**Directions**
Word for word, restate the entries below and exclude every image.

==== Provided material ====

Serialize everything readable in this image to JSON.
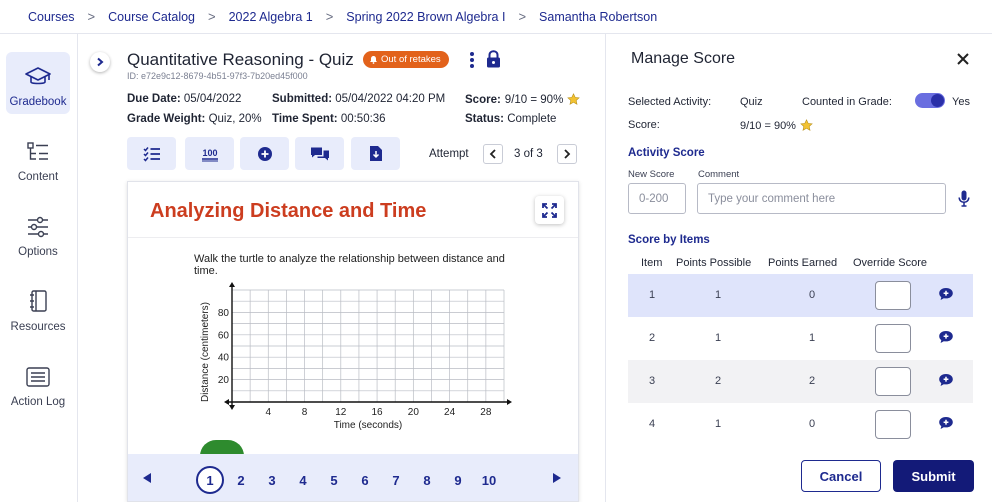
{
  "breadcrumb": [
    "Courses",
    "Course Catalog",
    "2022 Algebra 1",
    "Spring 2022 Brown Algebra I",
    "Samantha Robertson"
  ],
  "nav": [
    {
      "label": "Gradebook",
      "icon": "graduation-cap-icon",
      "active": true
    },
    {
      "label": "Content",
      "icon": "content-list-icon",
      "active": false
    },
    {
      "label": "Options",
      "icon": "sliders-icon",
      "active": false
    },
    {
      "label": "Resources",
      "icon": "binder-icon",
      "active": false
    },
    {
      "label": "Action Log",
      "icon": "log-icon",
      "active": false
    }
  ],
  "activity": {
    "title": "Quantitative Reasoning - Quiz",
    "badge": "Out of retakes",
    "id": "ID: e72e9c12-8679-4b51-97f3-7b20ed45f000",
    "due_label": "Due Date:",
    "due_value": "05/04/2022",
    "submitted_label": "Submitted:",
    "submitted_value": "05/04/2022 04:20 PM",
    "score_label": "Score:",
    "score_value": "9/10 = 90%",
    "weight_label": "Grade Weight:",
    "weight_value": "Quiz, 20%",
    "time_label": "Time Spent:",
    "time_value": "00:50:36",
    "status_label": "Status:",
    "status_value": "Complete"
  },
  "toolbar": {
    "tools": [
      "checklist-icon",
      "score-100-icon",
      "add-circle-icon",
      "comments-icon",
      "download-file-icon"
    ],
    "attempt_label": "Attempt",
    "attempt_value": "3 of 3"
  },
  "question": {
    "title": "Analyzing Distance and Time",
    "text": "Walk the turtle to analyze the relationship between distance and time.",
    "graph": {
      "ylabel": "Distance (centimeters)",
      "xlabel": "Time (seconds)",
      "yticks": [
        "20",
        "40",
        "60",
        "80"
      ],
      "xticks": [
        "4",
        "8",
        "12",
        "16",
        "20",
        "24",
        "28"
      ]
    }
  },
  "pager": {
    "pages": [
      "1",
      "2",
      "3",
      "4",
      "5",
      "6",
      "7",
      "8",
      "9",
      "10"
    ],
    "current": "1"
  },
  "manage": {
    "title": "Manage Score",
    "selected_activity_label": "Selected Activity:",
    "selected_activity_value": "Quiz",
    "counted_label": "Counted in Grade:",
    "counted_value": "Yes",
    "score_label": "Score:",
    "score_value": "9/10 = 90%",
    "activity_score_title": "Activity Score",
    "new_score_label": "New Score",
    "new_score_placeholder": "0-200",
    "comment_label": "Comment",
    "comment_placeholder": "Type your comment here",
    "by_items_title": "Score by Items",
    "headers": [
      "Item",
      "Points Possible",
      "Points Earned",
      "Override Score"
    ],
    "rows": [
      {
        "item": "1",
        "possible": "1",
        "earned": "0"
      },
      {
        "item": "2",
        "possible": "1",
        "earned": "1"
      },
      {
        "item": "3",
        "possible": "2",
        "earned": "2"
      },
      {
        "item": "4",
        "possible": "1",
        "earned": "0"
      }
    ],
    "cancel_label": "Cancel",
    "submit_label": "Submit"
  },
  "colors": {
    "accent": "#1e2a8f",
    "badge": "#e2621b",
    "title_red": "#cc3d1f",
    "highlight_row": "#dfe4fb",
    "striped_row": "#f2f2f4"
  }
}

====

**Answer area**
Serialize everything readable in this image to JSON.
{
  "breadcrumb": [
    "Courses",
    "Course Catalog",
    "2022 Algebra 1",
    "Spring 2022 Brown Algebra I",
    "Samantha Robertson"
  ],
  "nav": [
    {
      "label": "Gradebook",
      "icon": "graduation-cap-icon",
      "active": true
    },
    {
      "label": "Content",
      "icon": "content-list-icon",
      "active": false
    },
    {
      "label": "Options",
      "icon": "sliders-icon",
      "active": false
    },
    {
      "label": "Resources",
      "icon": "binder-icon",
      "active": false
    },
    {
      "label": "Action Log",
      "icon": "log-icon",
      "active": false
    }
  ],
  "activity": {
    "title": "Quantitative Reasoning - Quiz",
    "badge": "Out of retakes",
    "id": "ID: e72e9c12-8679-4b51-97f3-7b20ed45f000",
    "due_label": "Due Date:",
    "due_value": "05/04/2022",
    "submitted_label": "Submitted:",
    "submitted_value": "05/04/2022 04:20 PM",
    "score_label": "Score:",
    "score_value": "9/10 = 90%",
    "weight_label": "Grade Weight:",
    "weight_value": "Quiz, 20%",
    "time_label": "Time Spent:",
    "time_value": "00:50:36",
    "status_label": "Status:",
    "status_value": "Complete"
  },
  "toolbar": {
    "tools": [
      "checklist-icon",
      "score-100-icon",
      "add-circle-icon",
      "comments-icon",
      "download-file-icon"
    ],
    "attempt_label": "Attempt",
    "attempt_value": "3 of 3"
  },
  "question": {
    "title": "Analyzing Distance and Time",
    "text": "Walk the turtle to analyze the relationship between distance and time.",
    "graph": {
      "ylabel": "Distance (centimeters)",
      "xlabel": "Time (seconds)",
      "yticks": [
        "20",
        "40",
        "60",
        "80"
      ],
      "xticks": [
        "4",
        "8",
        "12",
        "16",
        "20",
        "24",
        "28"
      ]
    }
  },
  "pager": {
    "pages": [
      "1",
      "2",
      "3",
      "4",
      "5",
      "6",
      "7",
      "8",
      "9",
      "10"
    ],
    "current": "1"
  },
  "manage": {
    "title": "Manage Score",
    "selected_activity_label": "Selected Activity:",
    "selected_activity_value": "Quiz",
    "counted_label": "Counted in Grade:",
    "counted_value": "Yes",
    "score_label": "Score:",
    "score_value": "9/10 = 90%",
    "activity_score_title": "Activity Score",
    "new_score_label": "New Score",
    "new_score_placeholder": "0-200",
    "comment_label": "Comment",
    "comment_placeholder": "Type your comment here",
    "by_items_title": "Score by Items",
    "headers": [
      "Item",
      "Points Possible",
      "Points Earned",
      "Override Score"
    ],
    "rows": [
      {
        "item": "1",
        "possible": "1",
        "earned": "0"
      },
      {
        "item": "2",
        "possible": "1",
        "earned": "1"
      },
      {
        "item": "3",
        "possible": "2",
        "earned": "2"
      },
      {
        "item": "4",
        "possible": "1",
        "earned": "0"
      }
    ],
    "cancel_label": "Cancel",
    "submit_label": "Submit"
  },
  "colors": {
    "accent": "#1e2a8f",
    "badge": "#e2621b",
    "title_red": "#cc3d1f",
    "highlight_row": "#dfe4fb",
    "striped_row": "#f2f2f4"
  }
}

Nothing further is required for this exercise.